n-3 and n-6 fatty acid enrichment by dietary fish oil and phospholipid sources in brain cortical areas and nonneural tissues of formula-fed piglets.Lipids. 1999 Jan; 34(1):5-16.L

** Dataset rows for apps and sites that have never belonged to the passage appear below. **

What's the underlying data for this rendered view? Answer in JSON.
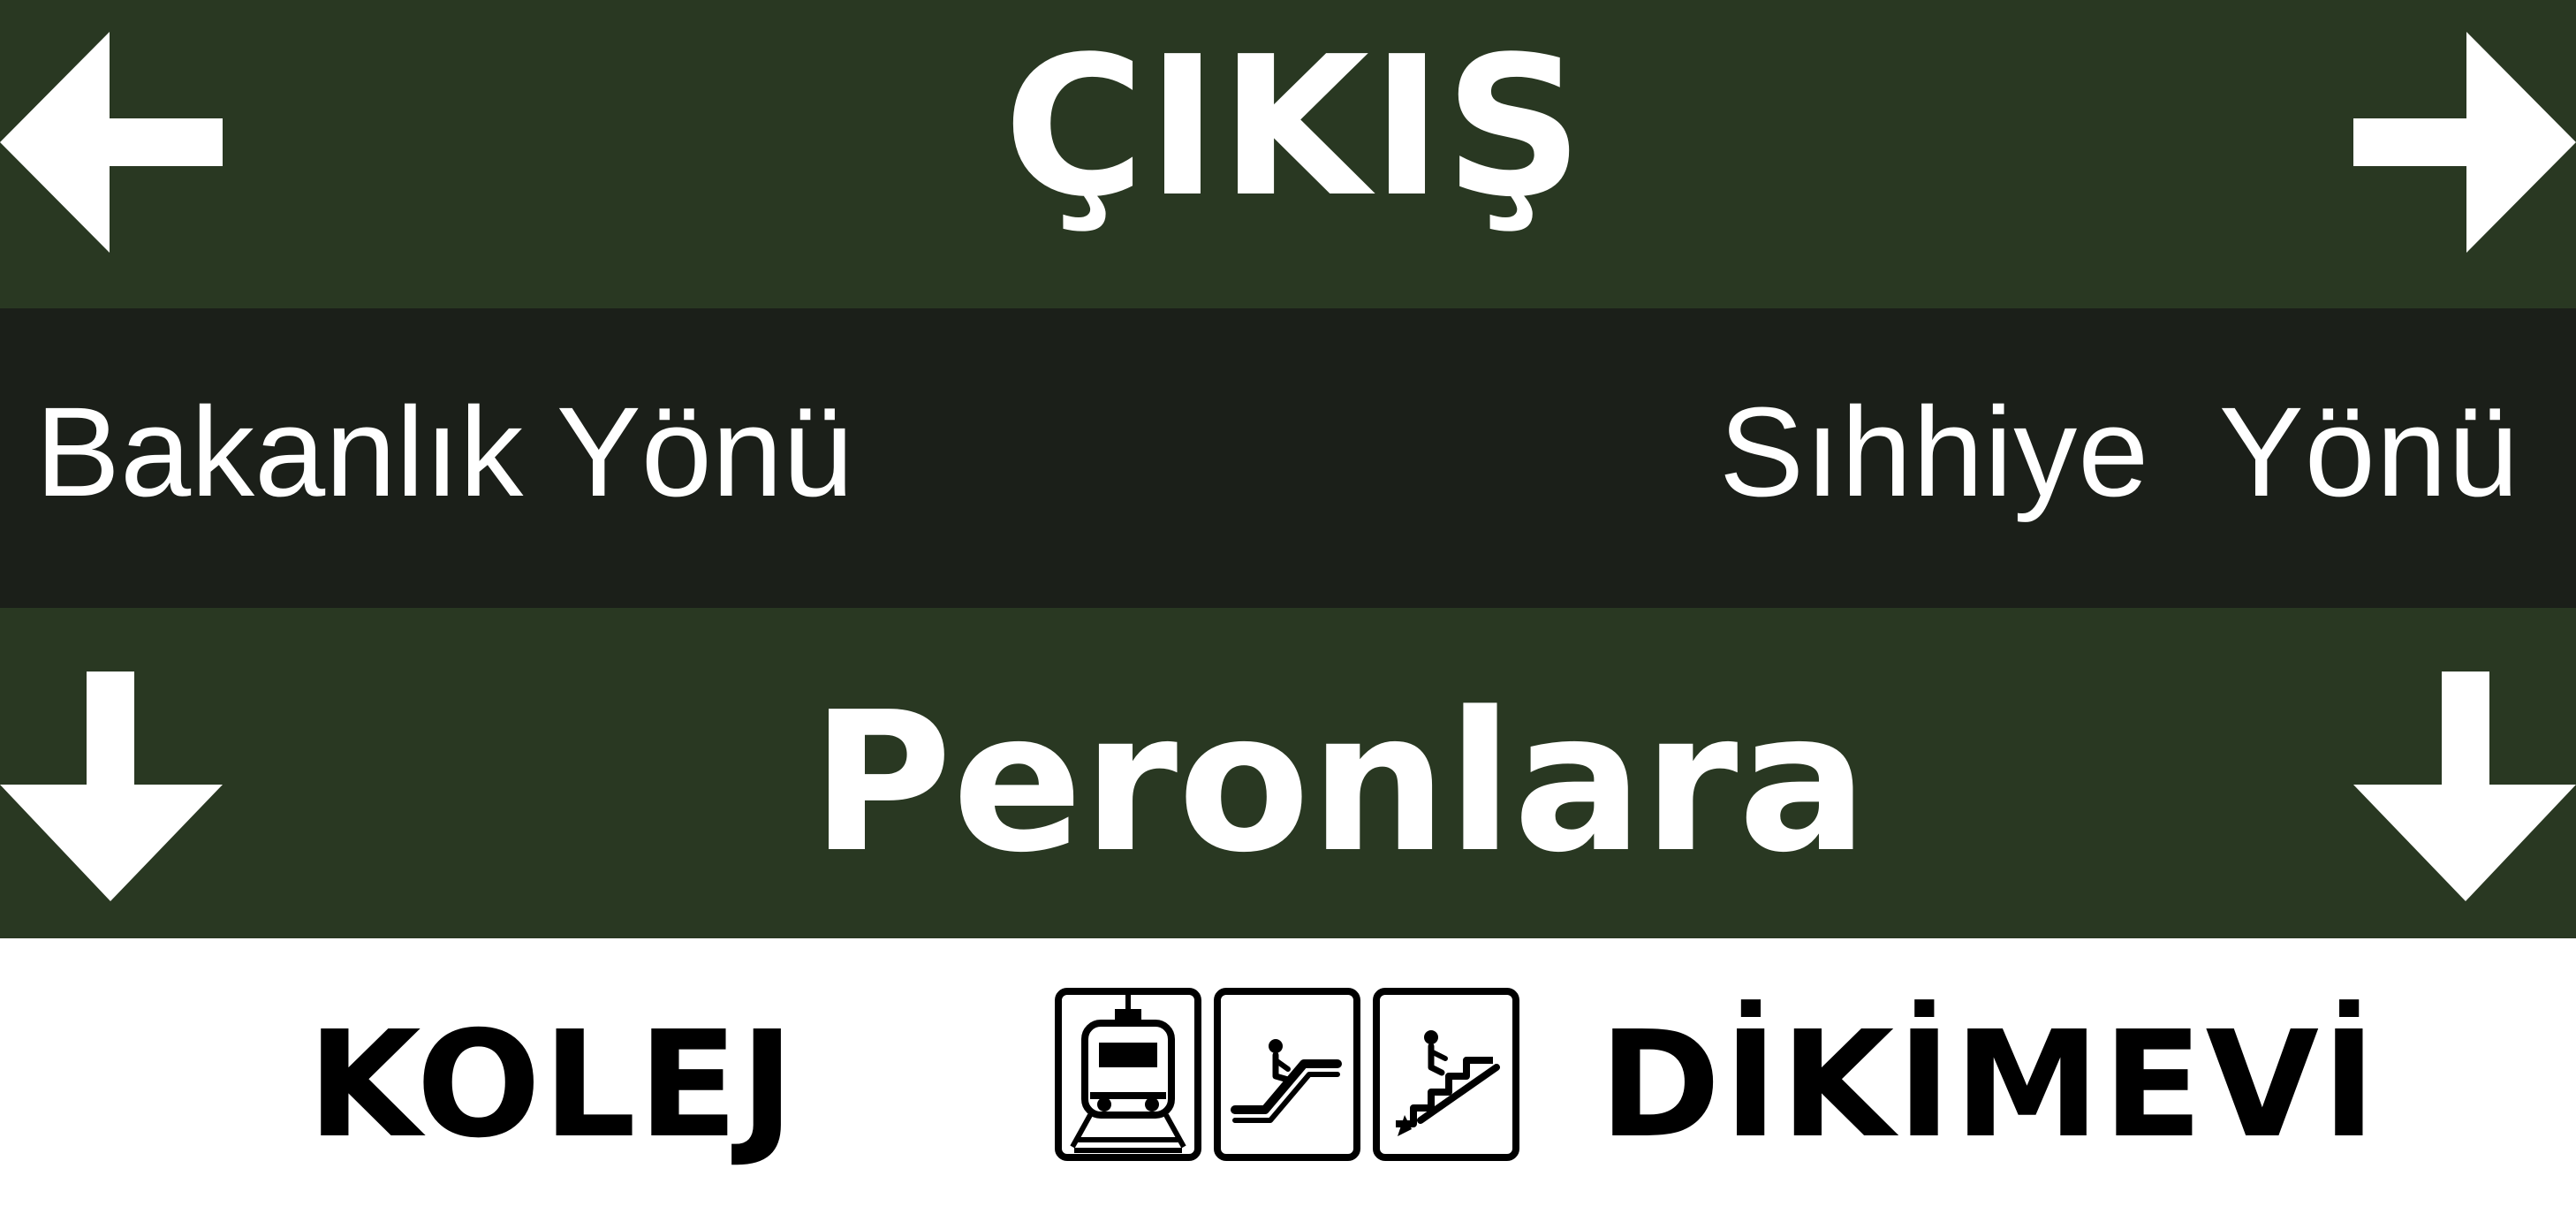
{
  "sign": {
    "exit": {
      "label": "ÇIKIŞ",
      "left_arrow_icon": "left-arrow-icon",
      "right_arrow_icon": "right-arrow-icon"
    },
    "directions": {
      "left_label": "Bakanlık Yönü",
      "right_label": "Sıhhiye Yönü"
    },
    "platforms": {
      "label": "Peronlara",
      "left_arrow_icon": "down-arrow-icon",
      "right_arrow_icon": "down-arrow-icon"
    },
    "stations": {
      "left_label": "KOLEJ",
      "right_label": "DİKİMEVİ"
    },
    "pictograms": [
      {
        "icon": "metro-train-icon"
      },
      {
        "icon": "escalator-icon"
      },
      {
        "icon": "stairs-icon"
      }
    ]
  },
  "colors": {
    "primary_green": "#293822",
    "direction_band": "#1b1f19",
    "foreground": "#ffffff",
    "station_text": "#000000"
  }
}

Sufficient availability of both n-3 and n-6 long-chain polyunsaturated fatty acids (LCPUFA) is required for optimal structural and functional development in infancy. The question has been raised as to whether infant formulae would benefit from enrichment with 20 and 22 carbon fatty acids. To address this issue, we determined the effect of fish oil and phospholipid (LCPUFA) sources on the fatty acid composition of brain cortical areas and nonneural tissues of newborn piglets fed artificially for 2 wk. They were fed sow milk, a control formula, or the formula enriched with n-3 fatty acids from a low-20:5n-3 fish oil added at a high or a low concentration, or the formula enriched with n-3 and n-6 fatty acids from either egg yolk- or pig brain-phospholipids. Both the fish oil- and the phospholipid-enriched formula produced significantly higher plasma phospholipid 22:6n-3 concentrations than did the control formula. The 22:6n-3 levels in the brain, hepatic, and intestinal phospholipids were significantly correlated with plasma values, whereas cardiac 22:6n-3 content appeared to follow a saturable dose-response. Feeding sow milk resulted in a much higher 20:4n-6 content in nonneural tissues than did feeding formula. Supplementation with egg phospholipid increased the 20:4n-6 content in the heart, red blood cells, plasma, and intestine in comparison to the control formula, while pig brain phospholipids exerted this effect in the heart only. The addition of 4.5% fish oil in the formula was associated with a decline in 20:4n-6 in the cortex, cerebellum, heart, liver, and plasma phospholipids, whereas using this source at 1.5% limited the decline to the cerebellum, liver, and plasma. Whatever the dietary treatment, the phosphatidylethanolamine 20:4n-6 level was 10-20% higher in the brain temporal lobe than in the parietal, frontal, and occipital lobes in the temporal lobe by administering the formula enriched with egg or brain phospholipids. In conclusion, feeding egg phospholipids to neonatal pigs increased both the 22:6n-3 content in the brain and the 20:4n-6 content in the temporal lobe cortex. This source also increased the 22:6n-3 levels in nonneural tissues with only minor alterations of 20:4n-6. These data support the notion that infant formulae should be supplemented with both 22:6n-3 and 20:4n-6 rather than with 22:6n-3 alone.